Being on a visit at the Grange in the autumn of 1825, I observed a specimen, which had been planted out in Mr. Baring's magnificent Conservatory, with flower-buds upon it. Mrs. Baring was so kind as to place one of the umbels at my disposal when it should come to flower. Three plants of hardy Rhododendrons were selected early in the winter, and removed from out-borders into boxes in readiness; and early in the spring of 1826, I received from the Gardener at the Grange a fine umbel of the flowers of Rhododendron arboreum in a tin case. Their pollen was used in fertilising the flowers of the hardy species which, by previous concert, had been brought into contemporaneous bloom.
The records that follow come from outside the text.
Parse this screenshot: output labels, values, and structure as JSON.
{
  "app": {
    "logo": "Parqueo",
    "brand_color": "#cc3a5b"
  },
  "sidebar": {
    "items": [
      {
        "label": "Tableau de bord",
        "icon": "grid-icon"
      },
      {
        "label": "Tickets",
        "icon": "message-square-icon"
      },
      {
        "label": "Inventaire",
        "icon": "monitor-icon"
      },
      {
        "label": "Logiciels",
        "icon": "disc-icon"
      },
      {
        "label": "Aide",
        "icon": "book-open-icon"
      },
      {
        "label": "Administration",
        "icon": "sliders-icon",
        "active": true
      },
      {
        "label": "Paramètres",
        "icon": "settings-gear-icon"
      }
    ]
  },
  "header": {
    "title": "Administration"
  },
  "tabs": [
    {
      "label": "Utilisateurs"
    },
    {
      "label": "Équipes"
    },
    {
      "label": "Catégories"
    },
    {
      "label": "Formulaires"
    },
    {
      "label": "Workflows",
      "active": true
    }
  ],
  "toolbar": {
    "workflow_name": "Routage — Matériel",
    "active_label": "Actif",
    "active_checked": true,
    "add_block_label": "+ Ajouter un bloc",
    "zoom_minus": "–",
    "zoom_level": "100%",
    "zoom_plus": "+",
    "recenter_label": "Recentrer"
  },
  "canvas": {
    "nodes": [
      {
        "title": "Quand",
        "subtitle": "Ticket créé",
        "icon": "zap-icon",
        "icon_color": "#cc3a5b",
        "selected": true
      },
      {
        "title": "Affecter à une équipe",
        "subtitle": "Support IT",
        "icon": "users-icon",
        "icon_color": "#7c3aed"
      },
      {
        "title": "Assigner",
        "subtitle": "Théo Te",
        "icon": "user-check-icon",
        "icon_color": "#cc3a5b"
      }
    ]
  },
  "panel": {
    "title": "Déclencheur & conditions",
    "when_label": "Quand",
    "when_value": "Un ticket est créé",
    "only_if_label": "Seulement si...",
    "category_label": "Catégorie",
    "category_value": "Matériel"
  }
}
The result was the production of a number of capsules containing good seed, from which were raised above 1800 plants, which have been extensively distributed to Nurseries and private Gardens both in England and Scotland. The plants retained by Lord Caernarvon shewed flower-buds in small quantity late last autumn. Some of the most perfect were removed into pots early in the present season from the shrubberies, and, being placed under glass in a cool conservatory, have flowered. Upon their beauty I need not dilate; you have seen specimens, and are in a condition to form your own opinion. The plants are quite hardy, having never been damaged in the slightest degree by the winters of this climate; but they are very excitable, shoot very early, and will therefore in early springs be liable to be injured by late frosts. They make extremely vigorous growth, and, judging from the analogy which I have observed to prevail in hybrid productions, I am inclined to believe that they will attain to the height of 20 feet and upwards. Their foliage is very ornamental.
Believe me, my dear Sir,
Very truly yours,
J. R. Gowen."
There are in the Gardens other Rhododendrons having a somewhat similar origin, one of which has been figured lately by Mr. Sweet, under the name of R. Smithii; but they cannot be compared for beauty with the truly noble R. Alta-clerense.’ [BR t.1414/1831].
History at Camden Park
Desideratum in a letter to Loddiges’ nursery on 16th April 1846 but not recorded as grown. [MP A2933-2, p.28].
Published Jun 18, 2009 - 03:45 PM | Last updated Sep 08, 2011 - 05:18 PM
|Region of origin||
Garden origin, England
Azalea, Highclere hybrids
|Name in the Camden Park Record||